> _Exercise requirements_
Among the entries that follow, find every line with the word "Standalone" and list it.

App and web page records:
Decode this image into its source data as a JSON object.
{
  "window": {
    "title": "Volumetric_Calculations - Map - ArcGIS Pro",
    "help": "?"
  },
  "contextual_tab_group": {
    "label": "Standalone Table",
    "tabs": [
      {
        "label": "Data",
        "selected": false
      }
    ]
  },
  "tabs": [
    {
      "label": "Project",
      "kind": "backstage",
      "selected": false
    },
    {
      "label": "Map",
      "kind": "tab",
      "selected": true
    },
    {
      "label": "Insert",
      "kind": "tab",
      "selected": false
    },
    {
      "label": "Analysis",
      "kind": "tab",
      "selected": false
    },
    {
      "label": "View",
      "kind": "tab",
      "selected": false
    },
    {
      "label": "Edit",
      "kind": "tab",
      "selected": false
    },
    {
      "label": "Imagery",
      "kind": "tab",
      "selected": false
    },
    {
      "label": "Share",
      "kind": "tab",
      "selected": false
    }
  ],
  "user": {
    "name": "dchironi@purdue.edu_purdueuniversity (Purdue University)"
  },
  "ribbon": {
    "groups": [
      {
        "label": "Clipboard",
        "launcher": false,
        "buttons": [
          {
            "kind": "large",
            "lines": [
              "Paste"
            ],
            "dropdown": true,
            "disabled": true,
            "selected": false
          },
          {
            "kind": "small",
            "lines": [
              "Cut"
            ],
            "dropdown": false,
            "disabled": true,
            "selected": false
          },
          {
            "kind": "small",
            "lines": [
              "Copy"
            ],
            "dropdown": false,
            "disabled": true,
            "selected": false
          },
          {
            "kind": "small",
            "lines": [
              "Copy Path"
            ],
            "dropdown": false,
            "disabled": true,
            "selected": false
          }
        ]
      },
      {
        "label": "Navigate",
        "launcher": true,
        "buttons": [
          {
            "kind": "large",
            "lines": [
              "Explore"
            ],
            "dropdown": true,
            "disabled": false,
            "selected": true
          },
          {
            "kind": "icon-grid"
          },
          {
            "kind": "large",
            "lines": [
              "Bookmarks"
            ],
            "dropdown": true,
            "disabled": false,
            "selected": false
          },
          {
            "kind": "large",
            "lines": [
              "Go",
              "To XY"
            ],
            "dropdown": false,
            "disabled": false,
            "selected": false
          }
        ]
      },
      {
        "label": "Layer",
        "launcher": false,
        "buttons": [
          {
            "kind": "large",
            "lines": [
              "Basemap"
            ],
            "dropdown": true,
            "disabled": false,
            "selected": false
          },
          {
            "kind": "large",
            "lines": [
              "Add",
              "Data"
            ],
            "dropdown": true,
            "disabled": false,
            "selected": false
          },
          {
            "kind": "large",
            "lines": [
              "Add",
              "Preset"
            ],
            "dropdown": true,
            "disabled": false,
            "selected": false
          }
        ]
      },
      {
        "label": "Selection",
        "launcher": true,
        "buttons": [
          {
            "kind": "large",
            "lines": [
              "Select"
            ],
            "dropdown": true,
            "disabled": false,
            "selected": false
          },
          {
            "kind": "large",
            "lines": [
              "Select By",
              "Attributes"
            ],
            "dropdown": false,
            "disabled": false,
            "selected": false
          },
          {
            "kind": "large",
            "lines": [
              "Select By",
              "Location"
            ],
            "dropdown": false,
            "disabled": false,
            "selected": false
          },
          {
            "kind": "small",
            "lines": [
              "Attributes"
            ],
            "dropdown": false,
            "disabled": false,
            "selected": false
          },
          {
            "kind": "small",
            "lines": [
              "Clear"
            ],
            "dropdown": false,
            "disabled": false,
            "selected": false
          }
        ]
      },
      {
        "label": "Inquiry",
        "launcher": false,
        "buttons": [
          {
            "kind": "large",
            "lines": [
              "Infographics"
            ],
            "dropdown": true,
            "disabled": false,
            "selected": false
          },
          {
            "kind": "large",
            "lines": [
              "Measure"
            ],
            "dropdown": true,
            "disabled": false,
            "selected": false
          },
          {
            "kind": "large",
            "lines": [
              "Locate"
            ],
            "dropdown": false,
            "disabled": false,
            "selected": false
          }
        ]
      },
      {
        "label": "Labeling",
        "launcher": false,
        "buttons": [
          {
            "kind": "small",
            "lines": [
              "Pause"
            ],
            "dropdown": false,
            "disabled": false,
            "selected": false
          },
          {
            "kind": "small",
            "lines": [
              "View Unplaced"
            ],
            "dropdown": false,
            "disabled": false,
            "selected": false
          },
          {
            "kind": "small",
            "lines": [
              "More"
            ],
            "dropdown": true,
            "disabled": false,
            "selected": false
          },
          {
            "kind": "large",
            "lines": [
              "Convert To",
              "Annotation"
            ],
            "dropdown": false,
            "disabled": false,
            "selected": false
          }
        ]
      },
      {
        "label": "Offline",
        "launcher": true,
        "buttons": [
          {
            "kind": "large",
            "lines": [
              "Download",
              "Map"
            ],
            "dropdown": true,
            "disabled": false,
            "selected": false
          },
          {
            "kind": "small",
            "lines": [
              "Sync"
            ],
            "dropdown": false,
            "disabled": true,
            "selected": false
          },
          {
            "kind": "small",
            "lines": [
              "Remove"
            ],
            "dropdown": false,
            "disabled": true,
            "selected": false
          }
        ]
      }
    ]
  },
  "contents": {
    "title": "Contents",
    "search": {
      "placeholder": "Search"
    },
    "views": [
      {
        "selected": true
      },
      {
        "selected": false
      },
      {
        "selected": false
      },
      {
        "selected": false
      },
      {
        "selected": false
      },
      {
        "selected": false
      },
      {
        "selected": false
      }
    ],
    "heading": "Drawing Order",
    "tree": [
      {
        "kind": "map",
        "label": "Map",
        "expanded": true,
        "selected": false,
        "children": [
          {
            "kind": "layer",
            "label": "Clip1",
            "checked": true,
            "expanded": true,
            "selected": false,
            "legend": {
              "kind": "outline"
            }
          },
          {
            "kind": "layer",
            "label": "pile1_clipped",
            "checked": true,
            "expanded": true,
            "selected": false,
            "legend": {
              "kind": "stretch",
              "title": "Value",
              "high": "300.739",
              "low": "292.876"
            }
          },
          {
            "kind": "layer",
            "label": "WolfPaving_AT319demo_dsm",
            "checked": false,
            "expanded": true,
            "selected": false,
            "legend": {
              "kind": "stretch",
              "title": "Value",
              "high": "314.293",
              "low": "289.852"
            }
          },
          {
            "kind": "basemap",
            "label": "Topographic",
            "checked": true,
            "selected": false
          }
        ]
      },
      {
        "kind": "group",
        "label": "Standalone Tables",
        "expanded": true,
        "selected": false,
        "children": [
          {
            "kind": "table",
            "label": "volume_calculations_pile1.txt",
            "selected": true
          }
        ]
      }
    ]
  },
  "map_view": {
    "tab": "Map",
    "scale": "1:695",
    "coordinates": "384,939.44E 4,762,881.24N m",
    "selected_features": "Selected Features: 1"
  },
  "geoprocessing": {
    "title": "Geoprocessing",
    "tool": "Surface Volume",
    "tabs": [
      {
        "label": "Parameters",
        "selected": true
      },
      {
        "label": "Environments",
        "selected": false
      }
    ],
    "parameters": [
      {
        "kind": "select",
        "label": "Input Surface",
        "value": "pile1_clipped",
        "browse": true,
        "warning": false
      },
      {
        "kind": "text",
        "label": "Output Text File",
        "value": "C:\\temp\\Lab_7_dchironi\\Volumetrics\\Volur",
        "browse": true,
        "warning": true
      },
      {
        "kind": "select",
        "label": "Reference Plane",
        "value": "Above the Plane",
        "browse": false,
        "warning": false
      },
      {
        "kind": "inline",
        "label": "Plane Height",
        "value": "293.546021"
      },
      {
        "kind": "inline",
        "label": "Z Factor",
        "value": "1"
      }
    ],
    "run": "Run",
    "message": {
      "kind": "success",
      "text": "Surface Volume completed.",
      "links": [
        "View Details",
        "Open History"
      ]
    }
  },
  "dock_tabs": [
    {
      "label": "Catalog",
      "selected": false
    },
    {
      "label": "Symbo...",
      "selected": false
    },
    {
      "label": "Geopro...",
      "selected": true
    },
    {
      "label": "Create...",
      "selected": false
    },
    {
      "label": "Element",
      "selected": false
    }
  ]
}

> _The answer_
    "label": "Standalone Table",
        "label": "Standalone Tables",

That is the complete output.